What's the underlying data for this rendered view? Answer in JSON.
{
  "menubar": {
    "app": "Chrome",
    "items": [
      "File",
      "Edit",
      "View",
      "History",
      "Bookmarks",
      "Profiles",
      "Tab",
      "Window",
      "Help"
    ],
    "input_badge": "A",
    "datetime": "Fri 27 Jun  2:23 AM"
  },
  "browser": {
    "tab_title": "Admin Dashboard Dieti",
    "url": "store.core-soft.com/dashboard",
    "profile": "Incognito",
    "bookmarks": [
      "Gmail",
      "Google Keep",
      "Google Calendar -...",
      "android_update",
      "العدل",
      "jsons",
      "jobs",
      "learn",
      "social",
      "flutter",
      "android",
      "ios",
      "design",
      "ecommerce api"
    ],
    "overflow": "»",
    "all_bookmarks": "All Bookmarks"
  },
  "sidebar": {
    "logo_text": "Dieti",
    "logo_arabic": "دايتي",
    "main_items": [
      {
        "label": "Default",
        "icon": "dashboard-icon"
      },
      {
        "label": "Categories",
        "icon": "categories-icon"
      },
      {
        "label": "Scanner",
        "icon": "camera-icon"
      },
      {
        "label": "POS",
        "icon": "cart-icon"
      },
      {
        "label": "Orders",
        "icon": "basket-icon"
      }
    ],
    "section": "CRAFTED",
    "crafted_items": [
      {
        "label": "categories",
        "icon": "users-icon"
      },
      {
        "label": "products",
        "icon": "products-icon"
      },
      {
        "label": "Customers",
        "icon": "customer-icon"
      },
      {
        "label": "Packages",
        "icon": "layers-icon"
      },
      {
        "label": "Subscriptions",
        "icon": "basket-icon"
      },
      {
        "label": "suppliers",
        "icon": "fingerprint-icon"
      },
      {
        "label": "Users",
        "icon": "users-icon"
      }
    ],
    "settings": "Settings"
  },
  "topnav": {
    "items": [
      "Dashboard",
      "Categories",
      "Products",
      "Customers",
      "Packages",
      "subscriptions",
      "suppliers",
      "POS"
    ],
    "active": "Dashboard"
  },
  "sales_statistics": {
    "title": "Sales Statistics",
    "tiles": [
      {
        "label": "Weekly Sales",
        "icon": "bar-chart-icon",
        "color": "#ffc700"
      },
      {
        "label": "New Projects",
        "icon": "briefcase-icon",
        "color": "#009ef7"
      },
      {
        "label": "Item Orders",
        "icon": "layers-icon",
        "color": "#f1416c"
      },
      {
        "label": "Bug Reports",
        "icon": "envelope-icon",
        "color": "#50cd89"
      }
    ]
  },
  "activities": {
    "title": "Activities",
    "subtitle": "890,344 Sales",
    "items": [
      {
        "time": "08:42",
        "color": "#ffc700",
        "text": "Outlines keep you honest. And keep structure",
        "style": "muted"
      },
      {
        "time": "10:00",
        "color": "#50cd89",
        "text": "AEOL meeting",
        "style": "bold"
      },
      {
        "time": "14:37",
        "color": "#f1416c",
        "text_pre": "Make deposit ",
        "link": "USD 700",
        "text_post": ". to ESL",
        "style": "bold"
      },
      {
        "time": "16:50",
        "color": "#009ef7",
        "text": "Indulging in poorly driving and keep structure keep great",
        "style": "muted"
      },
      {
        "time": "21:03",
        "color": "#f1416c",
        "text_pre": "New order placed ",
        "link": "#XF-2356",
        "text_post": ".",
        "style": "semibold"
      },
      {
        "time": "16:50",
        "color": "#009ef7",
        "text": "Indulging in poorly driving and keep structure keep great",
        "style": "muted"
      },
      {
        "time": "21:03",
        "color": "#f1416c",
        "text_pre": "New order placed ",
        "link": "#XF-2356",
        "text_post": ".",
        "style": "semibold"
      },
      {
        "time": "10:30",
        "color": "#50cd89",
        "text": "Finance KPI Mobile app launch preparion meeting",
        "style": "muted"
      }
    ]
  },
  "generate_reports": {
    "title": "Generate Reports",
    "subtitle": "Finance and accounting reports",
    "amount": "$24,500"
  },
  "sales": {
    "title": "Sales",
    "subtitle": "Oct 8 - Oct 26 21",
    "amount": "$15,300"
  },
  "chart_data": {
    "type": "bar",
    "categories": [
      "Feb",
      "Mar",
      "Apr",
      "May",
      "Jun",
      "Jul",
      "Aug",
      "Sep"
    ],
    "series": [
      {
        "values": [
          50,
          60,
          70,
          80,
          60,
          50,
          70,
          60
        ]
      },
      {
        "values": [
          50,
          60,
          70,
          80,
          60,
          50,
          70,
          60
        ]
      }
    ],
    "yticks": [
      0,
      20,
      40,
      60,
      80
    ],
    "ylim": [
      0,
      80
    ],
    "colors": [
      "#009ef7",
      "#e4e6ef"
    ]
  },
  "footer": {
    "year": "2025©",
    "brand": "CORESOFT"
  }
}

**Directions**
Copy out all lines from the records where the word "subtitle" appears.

**Solution for this exercise**
    "subtitle": "890,344 Sales",
    "subtitle": "Finance and accounting reports",
    "subtitle": "Oct 8 - Oct 26 21",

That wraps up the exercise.